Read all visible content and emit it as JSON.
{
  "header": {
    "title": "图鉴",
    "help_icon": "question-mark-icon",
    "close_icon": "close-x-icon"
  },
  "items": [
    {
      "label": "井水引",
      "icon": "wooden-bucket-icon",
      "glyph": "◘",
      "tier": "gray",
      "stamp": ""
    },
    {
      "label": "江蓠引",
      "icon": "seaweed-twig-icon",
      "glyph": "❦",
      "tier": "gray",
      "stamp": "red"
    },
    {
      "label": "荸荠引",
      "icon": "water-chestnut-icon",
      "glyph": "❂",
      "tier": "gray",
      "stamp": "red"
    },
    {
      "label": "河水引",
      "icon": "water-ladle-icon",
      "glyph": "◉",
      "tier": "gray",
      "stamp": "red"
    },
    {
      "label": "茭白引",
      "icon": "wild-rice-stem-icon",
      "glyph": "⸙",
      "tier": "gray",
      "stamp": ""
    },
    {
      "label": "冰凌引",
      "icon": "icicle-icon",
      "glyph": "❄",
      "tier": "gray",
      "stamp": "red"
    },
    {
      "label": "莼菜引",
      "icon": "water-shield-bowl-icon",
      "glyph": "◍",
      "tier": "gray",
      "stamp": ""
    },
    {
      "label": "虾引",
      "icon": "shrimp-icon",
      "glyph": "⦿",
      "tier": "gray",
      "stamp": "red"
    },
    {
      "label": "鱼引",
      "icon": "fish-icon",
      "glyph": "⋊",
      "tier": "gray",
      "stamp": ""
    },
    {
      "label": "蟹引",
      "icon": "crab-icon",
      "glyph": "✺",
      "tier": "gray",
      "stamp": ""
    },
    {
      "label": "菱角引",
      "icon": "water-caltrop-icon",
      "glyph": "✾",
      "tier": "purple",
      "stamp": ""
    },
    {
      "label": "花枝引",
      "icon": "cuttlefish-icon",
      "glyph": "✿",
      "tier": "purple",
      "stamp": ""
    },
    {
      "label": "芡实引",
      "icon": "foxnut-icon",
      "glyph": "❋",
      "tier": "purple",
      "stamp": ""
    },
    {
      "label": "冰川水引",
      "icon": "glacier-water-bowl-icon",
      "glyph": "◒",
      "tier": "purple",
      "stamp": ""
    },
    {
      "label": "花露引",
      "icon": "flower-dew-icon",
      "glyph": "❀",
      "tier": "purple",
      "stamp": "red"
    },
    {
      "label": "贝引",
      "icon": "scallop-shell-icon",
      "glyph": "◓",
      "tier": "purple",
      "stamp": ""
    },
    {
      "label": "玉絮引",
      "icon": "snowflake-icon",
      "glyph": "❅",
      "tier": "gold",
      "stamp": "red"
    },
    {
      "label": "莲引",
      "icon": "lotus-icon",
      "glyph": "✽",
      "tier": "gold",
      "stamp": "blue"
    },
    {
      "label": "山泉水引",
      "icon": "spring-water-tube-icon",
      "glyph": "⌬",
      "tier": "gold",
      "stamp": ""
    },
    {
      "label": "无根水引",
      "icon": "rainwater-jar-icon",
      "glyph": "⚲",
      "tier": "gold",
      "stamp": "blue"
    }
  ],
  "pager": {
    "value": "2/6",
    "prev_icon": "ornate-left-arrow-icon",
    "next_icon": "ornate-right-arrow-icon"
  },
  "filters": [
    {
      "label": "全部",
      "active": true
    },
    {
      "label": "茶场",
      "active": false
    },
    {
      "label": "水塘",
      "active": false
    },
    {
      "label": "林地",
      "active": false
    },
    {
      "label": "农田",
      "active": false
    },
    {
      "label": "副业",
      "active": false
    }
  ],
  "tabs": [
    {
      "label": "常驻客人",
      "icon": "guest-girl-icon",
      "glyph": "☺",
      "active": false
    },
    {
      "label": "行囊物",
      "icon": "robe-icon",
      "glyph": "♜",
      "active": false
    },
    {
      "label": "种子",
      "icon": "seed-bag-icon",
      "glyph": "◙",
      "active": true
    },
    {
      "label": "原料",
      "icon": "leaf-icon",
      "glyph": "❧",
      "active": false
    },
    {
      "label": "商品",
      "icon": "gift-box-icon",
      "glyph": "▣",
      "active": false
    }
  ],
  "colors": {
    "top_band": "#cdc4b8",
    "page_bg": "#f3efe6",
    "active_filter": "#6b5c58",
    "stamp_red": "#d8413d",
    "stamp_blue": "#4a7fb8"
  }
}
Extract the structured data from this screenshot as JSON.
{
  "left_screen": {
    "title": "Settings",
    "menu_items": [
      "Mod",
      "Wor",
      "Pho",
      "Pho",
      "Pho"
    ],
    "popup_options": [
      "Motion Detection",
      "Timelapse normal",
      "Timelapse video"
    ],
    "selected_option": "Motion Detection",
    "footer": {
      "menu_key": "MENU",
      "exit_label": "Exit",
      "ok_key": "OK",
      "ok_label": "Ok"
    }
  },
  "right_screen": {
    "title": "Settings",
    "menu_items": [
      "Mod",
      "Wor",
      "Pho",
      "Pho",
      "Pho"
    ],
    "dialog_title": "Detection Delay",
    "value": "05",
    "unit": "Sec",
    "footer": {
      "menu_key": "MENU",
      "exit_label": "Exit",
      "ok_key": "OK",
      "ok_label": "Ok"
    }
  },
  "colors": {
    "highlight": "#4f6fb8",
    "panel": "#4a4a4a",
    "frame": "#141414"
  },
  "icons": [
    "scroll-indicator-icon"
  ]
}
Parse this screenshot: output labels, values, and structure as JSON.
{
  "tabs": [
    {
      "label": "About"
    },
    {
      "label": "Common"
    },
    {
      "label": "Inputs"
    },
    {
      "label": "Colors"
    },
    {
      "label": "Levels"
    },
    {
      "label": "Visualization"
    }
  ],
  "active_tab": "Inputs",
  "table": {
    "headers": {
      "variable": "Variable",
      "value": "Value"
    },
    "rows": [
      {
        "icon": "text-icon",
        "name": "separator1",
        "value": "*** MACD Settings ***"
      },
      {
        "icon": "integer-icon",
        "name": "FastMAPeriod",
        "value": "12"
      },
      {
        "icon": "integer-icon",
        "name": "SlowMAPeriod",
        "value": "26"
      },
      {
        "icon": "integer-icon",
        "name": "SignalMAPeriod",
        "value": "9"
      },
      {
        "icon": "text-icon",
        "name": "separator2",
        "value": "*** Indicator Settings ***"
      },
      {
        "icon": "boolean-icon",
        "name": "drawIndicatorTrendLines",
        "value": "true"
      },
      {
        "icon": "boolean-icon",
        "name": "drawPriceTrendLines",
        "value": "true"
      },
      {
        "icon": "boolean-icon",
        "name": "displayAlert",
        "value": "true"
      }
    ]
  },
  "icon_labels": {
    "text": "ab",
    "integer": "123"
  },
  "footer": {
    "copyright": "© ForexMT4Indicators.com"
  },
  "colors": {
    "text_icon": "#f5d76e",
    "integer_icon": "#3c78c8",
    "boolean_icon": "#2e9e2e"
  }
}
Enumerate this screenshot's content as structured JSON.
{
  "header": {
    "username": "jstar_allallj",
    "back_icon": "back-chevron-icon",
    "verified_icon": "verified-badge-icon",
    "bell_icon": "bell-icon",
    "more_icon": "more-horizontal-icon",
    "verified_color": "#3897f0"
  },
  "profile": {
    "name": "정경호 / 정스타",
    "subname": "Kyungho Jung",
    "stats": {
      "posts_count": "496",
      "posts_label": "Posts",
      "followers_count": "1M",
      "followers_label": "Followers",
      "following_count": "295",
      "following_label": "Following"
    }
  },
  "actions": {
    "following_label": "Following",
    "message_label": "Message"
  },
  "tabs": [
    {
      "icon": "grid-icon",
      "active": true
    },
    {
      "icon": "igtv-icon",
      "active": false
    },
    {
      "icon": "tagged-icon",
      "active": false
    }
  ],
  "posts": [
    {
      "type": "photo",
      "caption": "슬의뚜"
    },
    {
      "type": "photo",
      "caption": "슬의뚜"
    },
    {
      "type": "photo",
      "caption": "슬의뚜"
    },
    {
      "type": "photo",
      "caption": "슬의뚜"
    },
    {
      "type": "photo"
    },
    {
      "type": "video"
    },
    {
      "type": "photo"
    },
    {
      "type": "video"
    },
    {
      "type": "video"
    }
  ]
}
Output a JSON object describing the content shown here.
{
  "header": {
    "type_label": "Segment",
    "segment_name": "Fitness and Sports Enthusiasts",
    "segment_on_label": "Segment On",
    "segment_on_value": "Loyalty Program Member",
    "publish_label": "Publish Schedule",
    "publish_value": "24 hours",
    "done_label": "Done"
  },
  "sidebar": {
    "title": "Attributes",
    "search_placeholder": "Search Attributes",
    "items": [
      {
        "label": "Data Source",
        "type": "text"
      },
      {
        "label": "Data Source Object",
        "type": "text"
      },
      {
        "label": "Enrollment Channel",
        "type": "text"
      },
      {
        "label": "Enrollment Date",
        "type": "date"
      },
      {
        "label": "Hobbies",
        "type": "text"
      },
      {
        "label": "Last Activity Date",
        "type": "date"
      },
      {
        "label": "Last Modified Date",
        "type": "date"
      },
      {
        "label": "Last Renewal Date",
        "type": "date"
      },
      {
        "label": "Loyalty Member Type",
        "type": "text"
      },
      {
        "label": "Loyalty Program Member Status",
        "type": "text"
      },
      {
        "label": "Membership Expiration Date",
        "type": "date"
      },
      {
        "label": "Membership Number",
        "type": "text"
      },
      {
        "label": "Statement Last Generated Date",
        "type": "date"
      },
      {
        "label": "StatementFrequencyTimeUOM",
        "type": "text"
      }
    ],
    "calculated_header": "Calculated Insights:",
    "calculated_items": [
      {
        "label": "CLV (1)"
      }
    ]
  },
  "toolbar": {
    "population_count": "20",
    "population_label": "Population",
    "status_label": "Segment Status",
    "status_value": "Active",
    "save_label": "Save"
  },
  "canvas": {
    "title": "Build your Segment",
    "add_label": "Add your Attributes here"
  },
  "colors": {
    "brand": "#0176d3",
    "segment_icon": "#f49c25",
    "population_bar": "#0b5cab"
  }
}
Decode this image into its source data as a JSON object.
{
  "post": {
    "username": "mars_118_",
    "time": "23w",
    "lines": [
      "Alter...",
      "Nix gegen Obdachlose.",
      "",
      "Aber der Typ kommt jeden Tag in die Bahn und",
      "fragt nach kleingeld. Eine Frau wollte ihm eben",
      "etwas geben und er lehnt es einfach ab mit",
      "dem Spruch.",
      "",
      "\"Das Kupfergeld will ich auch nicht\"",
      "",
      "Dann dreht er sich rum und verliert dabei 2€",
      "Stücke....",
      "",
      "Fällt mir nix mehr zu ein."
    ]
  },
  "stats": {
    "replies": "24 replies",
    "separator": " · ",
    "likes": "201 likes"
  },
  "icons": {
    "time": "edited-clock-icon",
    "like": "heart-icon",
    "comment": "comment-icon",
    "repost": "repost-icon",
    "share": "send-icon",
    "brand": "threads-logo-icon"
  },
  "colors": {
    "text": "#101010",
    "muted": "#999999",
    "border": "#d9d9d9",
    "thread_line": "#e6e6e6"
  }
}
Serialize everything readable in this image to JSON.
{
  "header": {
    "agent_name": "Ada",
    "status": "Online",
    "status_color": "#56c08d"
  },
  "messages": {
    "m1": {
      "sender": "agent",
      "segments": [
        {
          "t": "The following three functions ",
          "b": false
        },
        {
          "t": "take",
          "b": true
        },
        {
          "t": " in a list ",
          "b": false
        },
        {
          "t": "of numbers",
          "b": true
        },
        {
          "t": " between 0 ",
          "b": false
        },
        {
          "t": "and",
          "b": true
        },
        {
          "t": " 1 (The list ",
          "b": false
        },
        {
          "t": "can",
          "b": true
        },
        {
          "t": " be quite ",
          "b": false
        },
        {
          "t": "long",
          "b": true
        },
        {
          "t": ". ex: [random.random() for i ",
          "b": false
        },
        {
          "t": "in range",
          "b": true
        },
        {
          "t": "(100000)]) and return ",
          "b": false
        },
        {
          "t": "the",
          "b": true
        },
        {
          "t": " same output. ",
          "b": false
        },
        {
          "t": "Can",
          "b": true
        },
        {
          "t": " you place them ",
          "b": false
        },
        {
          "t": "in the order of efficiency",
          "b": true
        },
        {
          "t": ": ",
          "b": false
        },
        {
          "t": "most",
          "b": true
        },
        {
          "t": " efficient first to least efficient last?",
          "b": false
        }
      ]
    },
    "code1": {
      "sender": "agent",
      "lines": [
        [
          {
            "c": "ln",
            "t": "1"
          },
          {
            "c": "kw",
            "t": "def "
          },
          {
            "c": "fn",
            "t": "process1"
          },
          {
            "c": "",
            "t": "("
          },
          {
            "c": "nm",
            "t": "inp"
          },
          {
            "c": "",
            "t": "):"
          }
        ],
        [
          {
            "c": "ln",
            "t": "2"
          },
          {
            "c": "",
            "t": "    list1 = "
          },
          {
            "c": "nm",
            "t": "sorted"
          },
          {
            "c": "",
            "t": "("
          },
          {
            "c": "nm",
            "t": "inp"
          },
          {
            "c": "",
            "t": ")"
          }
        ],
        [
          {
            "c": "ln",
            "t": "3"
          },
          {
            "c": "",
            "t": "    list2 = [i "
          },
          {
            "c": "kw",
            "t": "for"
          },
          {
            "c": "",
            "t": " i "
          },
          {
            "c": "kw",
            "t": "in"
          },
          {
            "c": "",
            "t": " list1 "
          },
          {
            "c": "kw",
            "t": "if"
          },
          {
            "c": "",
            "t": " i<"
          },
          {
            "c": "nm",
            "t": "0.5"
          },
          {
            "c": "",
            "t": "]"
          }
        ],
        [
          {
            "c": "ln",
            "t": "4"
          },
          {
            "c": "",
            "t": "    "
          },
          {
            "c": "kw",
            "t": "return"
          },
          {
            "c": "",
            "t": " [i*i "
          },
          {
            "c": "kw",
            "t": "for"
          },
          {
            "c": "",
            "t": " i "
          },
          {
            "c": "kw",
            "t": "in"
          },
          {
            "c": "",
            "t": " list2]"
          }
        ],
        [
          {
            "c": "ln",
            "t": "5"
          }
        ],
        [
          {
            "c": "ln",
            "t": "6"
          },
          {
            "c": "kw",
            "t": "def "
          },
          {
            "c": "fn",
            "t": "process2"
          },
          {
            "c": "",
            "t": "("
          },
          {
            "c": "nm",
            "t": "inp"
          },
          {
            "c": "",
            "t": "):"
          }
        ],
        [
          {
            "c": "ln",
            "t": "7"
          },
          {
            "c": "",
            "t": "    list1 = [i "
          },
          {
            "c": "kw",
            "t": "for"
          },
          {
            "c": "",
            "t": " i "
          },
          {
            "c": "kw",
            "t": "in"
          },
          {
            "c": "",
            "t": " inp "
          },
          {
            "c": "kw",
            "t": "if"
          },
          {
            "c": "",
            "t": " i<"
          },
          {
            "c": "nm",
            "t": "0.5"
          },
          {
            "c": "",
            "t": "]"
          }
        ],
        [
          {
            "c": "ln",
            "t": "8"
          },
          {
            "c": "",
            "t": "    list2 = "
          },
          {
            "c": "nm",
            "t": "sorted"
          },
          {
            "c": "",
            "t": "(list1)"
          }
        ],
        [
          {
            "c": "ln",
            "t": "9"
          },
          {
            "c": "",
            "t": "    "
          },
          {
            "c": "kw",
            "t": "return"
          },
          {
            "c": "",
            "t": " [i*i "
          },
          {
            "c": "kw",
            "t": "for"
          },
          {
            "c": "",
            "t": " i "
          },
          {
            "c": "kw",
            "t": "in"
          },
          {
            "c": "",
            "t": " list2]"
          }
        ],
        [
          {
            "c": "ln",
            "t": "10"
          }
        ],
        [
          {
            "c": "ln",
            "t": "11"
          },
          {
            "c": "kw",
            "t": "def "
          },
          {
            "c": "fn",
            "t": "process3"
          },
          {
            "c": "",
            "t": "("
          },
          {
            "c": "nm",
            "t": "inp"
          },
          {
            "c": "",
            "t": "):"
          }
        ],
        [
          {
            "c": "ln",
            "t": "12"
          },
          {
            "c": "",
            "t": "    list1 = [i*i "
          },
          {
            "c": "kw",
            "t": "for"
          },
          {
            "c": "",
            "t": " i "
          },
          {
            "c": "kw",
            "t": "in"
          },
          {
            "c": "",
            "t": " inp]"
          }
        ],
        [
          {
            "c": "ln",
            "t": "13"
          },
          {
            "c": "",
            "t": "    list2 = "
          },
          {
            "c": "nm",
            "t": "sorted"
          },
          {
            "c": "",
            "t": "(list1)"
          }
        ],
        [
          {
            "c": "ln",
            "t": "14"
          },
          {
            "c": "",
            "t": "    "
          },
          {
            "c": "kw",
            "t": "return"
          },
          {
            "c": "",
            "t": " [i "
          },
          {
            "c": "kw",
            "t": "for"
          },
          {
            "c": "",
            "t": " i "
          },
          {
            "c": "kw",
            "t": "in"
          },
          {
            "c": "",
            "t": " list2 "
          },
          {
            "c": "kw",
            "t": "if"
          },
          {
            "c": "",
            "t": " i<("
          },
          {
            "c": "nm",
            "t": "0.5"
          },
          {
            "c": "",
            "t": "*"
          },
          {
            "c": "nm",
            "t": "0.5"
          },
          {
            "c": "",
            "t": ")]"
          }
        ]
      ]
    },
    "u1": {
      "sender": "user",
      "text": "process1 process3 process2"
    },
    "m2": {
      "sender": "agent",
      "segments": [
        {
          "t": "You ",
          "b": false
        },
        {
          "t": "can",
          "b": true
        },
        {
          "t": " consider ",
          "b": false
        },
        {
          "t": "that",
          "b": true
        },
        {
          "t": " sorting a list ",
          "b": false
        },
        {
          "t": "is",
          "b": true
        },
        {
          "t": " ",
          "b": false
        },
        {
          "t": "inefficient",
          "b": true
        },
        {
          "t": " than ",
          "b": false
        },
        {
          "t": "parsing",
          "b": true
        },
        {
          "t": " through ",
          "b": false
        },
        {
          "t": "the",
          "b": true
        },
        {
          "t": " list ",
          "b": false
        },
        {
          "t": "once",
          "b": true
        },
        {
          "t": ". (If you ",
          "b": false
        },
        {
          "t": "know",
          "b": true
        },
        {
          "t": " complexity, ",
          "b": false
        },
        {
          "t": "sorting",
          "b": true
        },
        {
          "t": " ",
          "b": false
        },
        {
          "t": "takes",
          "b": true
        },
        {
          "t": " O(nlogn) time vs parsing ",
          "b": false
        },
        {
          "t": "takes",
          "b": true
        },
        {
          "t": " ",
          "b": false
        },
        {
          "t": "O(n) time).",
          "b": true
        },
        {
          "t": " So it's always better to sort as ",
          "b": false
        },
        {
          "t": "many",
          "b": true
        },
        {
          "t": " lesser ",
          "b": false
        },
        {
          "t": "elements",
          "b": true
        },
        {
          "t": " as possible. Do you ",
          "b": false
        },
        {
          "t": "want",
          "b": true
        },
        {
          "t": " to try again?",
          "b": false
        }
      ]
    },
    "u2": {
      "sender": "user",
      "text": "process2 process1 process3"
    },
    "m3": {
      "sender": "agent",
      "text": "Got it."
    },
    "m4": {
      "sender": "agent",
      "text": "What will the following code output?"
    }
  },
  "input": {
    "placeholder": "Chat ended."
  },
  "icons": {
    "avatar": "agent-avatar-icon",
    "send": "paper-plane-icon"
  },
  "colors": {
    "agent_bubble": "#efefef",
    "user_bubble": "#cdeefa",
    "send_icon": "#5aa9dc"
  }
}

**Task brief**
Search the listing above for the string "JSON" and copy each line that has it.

**Output below**
Read all visible content and emit it as JSON.
Extract the structured data from this screenshot as JSON.
Parse this screenshot: output labels, values, and structure as JSON.
Enumerate this screenshot's content as structured JSON.
Output a JSON object describing the content shown here.
Decode this image into its source data as a JSON object.
Serialize everything readable in this image to JSON.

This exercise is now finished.